_Problem to work on_
In full and without deviation, reproduce the records that follow.

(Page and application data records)
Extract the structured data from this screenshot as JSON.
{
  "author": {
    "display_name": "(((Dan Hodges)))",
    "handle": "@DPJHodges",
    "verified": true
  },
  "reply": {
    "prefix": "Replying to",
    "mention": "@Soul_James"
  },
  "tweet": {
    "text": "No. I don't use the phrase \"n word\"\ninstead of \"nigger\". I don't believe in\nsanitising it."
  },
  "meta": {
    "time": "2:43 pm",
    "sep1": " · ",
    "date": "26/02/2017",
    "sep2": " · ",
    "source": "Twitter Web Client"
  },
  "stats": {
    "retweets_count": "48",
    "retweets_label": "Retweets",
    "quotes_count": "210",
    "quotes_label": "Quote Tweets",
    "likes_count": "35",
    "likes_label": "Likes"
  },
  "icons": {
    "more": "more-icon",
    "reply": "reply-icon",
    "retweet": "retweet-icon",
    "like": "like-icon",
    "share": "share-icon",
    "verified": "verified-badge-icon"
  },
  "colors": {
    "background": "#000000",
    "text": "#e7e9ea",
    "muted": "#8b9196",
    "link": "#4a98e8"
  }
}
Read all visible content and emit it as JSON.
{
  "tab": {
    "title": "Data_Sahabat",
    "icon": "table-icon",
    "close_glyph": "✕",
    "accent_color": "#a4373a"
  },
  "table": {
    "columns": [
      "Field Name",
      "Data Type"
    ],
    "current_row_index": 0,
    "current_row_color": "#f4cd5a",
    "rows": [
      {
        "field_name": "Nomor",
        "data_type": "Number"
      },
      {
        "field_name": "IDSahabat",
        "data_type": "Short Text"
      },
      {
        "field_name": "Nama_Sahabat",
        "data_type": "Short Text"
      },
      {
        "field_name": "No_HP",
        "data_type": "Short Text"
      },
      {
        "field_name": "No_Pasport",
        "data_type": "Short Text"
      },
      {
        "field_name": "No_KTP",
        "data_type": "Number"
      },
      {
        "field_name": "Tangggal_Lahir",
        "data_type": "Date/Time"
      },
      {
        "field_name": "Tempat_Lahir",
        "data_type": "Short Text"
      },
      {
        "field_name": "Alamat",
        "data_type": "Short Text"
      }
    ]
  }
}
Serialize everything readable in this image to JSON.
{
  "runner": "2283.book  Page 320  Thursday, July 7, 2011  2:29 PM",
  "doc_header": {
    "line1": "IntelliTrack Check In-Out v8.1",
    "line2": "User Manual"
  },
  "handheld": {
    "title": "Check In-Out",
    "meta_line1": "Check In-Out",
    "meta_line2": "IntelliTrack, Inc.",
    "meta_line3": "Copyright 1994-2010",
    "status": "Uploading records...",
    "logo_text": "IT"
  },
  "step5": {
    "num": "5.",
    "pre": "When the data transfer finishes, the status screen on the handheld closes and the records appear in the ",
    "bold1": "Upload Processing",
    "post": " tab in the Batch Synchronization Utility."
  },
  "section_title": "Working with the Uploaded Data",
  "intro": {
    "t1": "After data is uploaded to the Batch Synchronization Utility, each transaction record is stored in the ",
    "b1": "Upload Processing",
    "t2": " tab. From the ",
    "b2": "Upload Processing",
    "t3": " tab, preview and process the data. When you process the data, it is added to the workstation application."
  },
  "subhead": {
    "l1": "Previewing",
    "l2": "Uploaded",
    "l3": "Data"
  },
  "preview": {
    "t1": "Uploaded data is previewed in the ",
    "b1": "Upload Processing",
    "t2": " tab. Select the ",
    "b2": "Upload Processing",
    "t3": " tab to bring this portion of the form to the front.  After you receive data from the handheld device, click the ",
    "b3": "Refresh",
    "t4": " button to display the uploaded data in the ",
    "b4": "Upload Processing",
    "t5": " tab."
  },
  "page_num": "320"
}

_Solved exercise_
Extract the structured data from this screenshot as JSON.
{
  "author": {
    "display_name": "(((Dan Hodges)))",
    "handle": "@DPJHodges",
    "verified": true
  },
  "reply": {
    "prefix": "Replying to",
    "mention": "@Soul_James"
  },
  "tweet": {
    "text": "No. I don't use the phrase \"n word\"\ninstead of \"nigger\". I don't believe in\nsanitising it."
  },
  "meta": {
    "time": "2:43 pm",
    "sep1": " · ",
    "date": "26/02/2017",
    "sep2": " · ",
    "source": "Twitter Web Client"
  },
  "stats": {
    "retweets_count": "48",
    "retweets_label": "Retweets",
    "quotes_count": "210",
    "quotes_label": "Quote Tweets",
    "likes_count": "35",
    "likes_label": "Likes"
  },
  "icons": {
    "more": "more-icon",
    "reply": "reply-icon",
    "retweet": "retweet-icon",
    "like": "like-icon",
    "share": "share-icon",
    "verified": "verified-badge-icon"
  },
  "colors": {
    "background": "#000000",
    "text": "#e7e9ea",
    "muted": "#8b9196",
    "link": "#4a98e8"
  }
}
Read all visible content and emit it as JSON.
{
  "tab": {
    "title": "Data_Sahabat",
    "icon": "table-icon",
    "close_glyph": "✕",
    "accent_color": "#a4373a"
  },
  "table": {
    "columns": [
      "Field Name",
      "Data Type"
    ],
    "current_row_index": 0,
    "current_row_color": "#f4cd5a",
    "rows": [
      {
        "field_name": "Nomor",
        "data_type": "Number"
      },
      {
        "field_name": "IDSahabat",
        "data_type": "Short Text"
      },
      {
        "field_name": "Nama_Sahabat",
        "data_type": "Short Text"
      },
      {
        "field_name": "No_HP",
        "data_type": "Short Text"
      },
      {
        "field_name": "No_Pasport",
        "data_type": "Short Text"
      },
      {
        "field_name": "No_KTP",
        "data_type": "Number"
      },
      {
        "field_name": "Tangggal_Lahir",
        "data_type": "Date/Time"
      },
      {
        "field_name": "Tempat_Lahir",
        "data_type": "Short Text"
      },
      {
        "field_name": "Alamat",
        "data_type": "Short Text"
      }
    ]
  }
}
Serialize everything readable in this image to JSON.
{
  "runner": "2283.book  Page 320  Thursday, July 7, 2011  2:29 PM",
  "doc_header": {
    "line1": "IntelliTrack Check In-Out v8.1",
    "line2": "User Manual"
  },
  "handheld": {
    "title": "Check In-Out",
    "meta_line1": "Check In-Out",
    "meta_line2": "IntelliTrack, Inc.",
    "meta_line3": "Copyright 1994-2010",
    "status": "Uploading records...",
    "logo_text": "IT"
  },
  "step5": {
    "num": "5.",
    "pre": "When the data transfer finishes, the status screen on the handheld closes and the records appear in the ",
    "bold1": "Upload Processing",
    "post": " tab in the Batch Synchronization Utility."
  },
  "section_title": "Working with the Uploaded Data",
  "intro": {
    "t1": "After data is uploaded to the Batch Synchronization Utility, each transaction record is stored in the ",
    "b1": "Upload Processing",
    "t2": " tab. From the ",
    "b2": "Upload Processing",
    "t3": " tab, preview and process the data. When you process the data, it is added to the workstation application."
  },
  "subhead": {
    "l1": "Previewing",
    "l2": "Uploaded",
    "l3": "Data"
  },
  "preview": {
    "t1": "Uploaded data is previewed in the ",
    "b1": "Upload Processing",
    "t2": " tab. Select the ",
    "b2": "Upload Processing",
    "t3": " tab to bring this portion of the form to the front.  After you receive data from the handheld device, click the ",
    "b3": "Refresh",
    "t4": " button to display the uploaded data in the ",
    "b4": "Upload Processing",
    "t5": " tab."
  },
  "page_num": "320"
}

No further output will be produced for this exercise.